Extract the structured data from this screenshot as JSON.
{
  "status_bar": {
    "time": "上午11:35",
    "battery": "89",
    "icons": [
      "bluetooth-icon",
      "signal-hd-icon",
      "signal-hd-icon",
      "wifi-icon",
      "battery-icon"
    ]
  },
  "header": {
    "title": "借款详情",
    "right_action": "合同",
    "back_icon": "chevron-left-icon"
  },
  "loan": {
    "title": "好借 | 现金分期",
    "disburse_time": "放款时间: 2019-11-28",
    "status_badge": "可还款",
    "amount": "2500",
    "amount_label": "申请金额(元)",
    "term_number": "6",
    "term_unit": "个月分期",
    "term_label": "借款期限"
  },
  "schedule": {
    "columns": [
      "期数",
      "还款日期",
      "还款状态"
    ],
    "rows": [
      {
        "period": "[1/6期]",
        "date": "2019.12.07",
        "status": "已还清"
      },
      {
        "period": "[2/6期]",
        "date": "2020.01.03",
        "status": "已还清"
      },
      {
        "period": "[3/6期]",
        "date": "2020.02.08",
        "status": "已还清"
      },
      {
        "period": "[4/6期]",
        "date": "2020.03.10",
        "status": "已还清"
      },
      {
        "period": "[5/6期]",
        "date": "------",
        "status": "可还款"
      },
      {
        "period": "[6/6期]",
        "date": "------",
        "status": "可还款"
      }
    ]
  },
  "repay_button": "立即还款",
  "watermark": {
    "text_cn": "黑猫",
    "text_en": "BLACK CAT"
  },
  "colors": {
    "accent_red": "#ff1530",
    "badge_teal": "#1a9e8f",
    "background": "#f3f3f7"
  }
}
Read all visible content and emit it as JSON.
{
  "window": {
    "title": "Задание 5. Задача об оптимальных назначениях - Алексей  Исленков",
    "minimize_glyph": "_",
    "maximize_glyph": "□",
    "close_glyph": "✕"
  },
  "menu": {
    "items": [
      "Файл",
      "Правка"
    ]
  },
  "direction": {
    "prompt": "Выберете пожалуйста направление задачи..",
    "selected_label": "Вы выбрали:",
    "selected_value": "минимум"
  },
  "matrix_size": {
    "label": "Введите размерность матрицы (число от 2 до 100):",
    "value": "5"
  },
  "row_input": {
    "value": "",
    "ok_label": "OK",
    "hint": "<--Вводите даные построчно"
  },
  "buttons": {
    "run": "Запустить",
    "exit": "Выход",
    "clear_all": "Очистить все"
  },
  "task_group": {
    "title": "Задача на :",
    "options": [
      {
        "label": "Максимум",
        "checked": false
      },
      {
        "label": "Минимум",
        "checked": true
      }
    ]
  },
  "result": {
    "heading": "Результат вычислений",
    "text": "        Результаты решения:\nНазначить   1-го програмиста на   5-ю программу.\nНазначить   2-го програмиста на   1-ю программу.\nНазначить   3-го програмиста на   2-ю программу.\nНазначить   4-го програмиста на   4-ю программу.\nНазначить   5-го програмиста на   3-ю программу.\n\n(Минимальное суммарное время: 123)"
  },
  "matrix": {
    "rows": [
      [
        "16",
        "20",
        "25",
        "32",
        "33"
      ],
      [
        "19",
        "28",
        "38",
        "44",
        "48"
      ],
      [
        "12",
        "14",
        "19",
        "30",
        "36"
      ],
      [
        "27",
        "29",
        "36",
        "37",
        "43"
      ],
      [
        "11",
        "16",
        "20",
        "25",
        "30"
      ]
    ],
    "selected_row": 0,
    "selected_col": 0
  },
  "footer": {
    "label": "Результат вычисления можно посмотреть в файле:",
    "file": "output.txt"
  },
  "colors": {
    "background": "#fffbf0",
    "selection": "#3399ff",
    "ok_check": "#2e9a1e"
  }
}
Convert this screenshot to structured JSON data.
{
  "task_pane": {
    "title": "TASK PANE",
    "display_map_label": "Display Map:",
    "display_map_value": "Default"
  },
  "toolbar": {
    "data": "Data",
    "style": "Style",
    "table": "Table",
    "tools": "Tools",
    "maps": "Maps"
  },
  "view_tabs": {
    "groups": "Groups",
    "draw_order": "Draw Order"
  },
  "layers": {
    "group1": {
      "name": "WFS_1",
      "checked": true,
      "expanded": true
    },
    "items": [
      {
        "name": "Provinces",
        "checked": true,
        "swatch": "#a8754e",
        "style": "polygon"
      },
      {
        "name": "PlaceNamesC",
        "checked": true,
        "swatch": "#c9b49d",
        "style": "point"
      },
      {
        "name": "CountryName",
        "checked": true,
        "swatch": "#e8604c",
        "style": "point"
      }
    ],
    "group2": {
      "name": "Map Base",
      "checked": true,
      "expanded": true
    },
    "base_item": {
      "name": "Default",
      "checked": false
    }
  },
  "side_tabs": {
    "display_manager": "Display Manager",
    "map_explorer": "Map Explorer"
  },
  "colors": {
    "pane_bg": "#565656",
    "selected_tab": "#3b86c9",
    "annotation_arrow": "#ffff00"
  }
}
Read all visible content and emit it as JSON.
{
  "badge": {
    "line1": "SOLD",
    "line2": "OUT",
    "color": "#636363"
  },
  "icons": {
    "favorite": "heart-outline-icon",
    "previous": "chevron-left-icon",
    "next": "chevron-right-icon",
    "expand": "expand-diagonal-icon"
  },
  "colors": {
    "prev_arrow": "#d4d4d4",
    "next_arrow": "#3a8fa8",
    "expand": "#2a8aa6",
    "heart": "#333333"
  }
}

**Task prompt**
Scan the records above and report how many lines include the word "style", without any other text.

**Exercise answer**
4